It has become very clear that the cannabis community has become a mainstream in both American politics and culture. With poll after poll demonstrating a growing majority of voters supporting marijuana law reform, along with an ever-increasing number of politicians and influential people calling for an end to cannabis prohibition, the cannabis law reform community has started to flex some muscle. Of course, legalizing and regulating marijuana in Washington and Colorado demonstrated great political might and that momentum is carrying into other states.
An example of the cannabis community utilizing this new found power was demonstrated when concerned citizens in Oregon, and really across the nation, questioned the use of federal tax dollars to campaign against a state-wide ballot measure to regulate, legalize and tax marijuana. Despite the fact that an anti-marijuana summit, bringing in Kevin Sabet, the “quarterback” of the anti-marijuana legalization movement, to speak alongside the most prominent pro-prohibition advocate in the state, was merely an “educational” event, not many people bought that story. The sponsor of the two-day summit eventually agreed to cancel the event.
From The Oregonian:
A nonprofit group has canceled an October anti-drug summit in Madras — which was to feature a prominent opponent of marijuana legalization — after complaints were raised by sponsors of the ballot measure that would permit recreational use of the drug.
(Kevin) Sabet was also scheduled to appear in 12 other Oregon cities as part of an ”Oregon Marijuana Education Tour” following the summit. Sabet had said that, at the request of organizers, he would not talk about the ballot measure at either the Madras event or on the tour.
Rick Treleaven, the executive director of BestCare Treatment Practices and the organizer of the Madras summit, said he decided to cancel the summit because he “could see from an outside perspective that it could look like a conflict.”

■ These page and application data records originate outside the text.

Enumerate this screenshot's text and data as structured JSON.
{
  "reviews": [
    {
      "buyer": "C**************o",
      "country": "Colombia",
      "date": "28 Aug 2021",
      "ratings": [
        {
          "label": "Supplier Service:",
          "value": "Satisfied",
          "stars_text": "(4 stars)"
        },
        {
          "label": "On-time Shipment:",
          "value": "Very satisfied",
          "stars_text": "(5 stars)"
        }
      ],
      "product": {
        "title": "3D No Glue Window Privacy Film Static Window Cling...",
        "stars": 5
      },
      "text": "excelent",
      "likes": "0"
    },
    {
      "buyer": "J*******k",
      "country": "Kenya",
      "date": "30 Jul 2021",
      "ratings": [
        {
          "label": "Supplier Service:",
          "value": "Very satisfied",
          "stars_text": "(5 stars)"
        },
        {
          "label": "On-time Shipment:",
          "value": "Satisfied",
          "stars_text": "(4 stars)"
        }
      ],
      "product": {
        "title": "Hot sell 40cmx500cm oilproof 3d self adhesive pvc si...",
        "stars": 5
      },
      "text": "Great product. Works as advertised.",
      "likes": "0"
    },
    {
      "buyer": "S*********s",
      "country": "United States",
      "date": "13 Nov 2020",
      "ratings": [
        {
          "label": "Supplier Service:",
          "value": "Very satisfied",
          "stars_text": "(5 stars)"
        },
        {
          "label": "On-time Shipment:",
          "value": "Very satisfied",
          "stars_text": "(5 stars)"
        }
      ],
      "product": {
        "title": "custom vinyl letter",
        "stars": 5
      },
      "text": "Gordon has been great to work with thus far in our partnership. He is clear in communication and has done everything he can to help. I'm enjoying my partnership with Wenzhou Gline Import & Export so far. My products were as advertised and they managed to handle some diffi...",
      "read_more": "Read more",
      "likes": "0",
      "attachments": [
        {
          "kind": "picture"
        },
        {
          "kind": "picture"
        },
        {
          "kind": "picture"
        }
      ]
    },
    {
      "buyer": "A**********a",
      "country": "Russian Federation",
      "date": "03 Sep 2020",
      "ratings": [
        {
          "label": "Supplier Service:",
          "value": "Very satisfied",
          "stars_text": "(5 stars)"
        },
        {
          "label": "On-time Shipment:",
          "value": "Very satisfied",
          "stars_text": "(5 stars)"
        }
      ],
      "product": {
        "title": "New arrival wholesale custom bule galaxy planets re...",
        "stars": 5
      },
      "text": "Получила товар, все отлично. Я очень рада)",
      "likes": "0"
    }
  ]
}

Kevin Sabet is still scheduled to go on a multi-city tour with other sponsors around the state. Why are those sponsors still agreeing to use taxpayer dollars to meddle in a local election? Hopefully, they will also agree that such a misuse of tax dollars is in the best interest of their local communities and will agree to cancel or reschedule their events as well.